The book encompasses the last 13 years of J. Robert Oppenheimer’s life.
Although biographies of Oppenheimer are abundant, the period from the 1954 Atomic Energy Commission’s investigation into the physicist’s Communist leanings to his death in 1967 has rarely been examined in any depth.
The man who headed America’s top-secret atom-bomb program was branded a security risk in 1954 because of personal enmities, past associations with leftists and his opposition to the hydrogen bomb.
Oppenheimer became a potent political symbol. McCarthyites tried to bar him from campus speaking engagements, while progressives and the scientific community championed him as a martyr to McCarthyism.

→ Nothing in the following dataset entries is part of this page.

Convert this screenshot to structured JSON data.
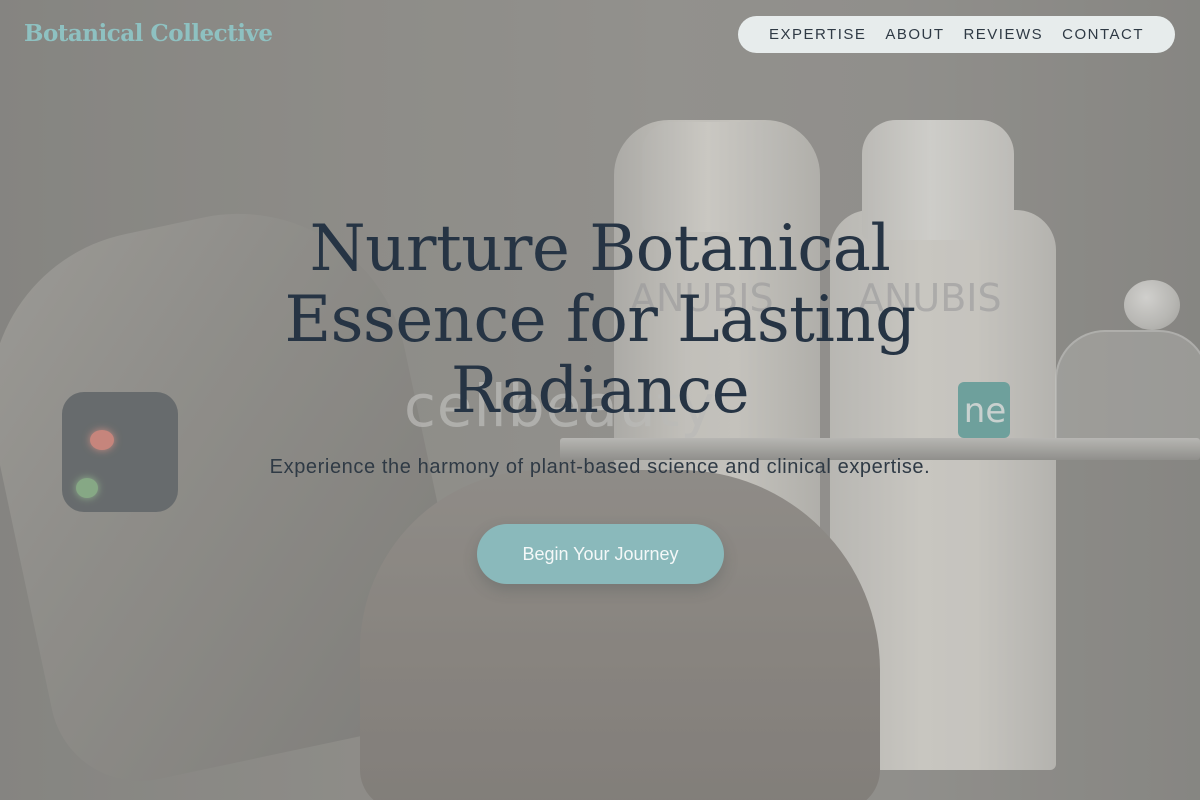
{
  "header": {
    "logo": "Botanical Collective",
    "nav": [
      {
        "label": "EXPERTISE"
      },
      {
        "label": "ABOUT"
      },
      {
        "label": "REVIEWS"
      },
      {
        "label": "CONTACT"
      }
    ]
  },
  "hero": {
    "headline_line1": "Nurture Botanical",
    "headline_line2": "Essence for Lasting",
    "headline_line3": "Radiance",
    "subtitle": "Experience the harmony of plant-based science and clinical expertise.",
    "cta_label": "Begin Your Journey"
  },
  "background_photo": {
    "bottle_brand_left": "ANUBIS",
    "bottle_brand_right": "ANUBIS",
    "bottle_label_short": "ne",
    "device_text": "cellbeauty"
  },
  "colors": {
    "logo": "#8ec1c1",
    "headline": "#263444",
    "cta_background": "#8ab9bb",
    "nav_background": "#e7ecec"
  }
}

Wolverton intersperses the narrative with a recap of Oppenheimer’s rigged 1954 security hearing and reproduces documents from his FBI surveillance file.
The aftermath of his disgrace has never been told in such detail. “A Life in Twilight” charts Oppenheimer’s comeback as progressive icon and scientific sage.
Oppenheimer, writes Wolverton, became a globe-trotting philosopher-poet of science, extolling freedom of inquiry and delivering physics lectures to lay audiences.
What emerges in the book is a portrait of a man who was toppled from the highest echelons of politics and society, had to see his honor and name blackened, but succeeded in maintaining his dignity and rebuilding a shattered life.
Filled with speeches and minor furors, Oppenheimer’s third act lacks drama, but it opens a revealing window onto the intellectual climate of the cold war.
Martin Sherwin, co-author of “American P-rometheus: The Triumph and Tragedy of J. Robert Oppenheimer,” and 2006 winner of the Pulitzer Prize for Biography, wrote, “‘A Life in Twilight’ is a sensitive, engaging and wonderfully readable rendering of the sad final decade of an American patriot brutalized by the destructive politics of the McCarthy era. As such, it is a welcome and vitally important contribution to our understanding of this complex man as well as of some of the consequences to our society when we allow government officials to use fear as a political weapon.”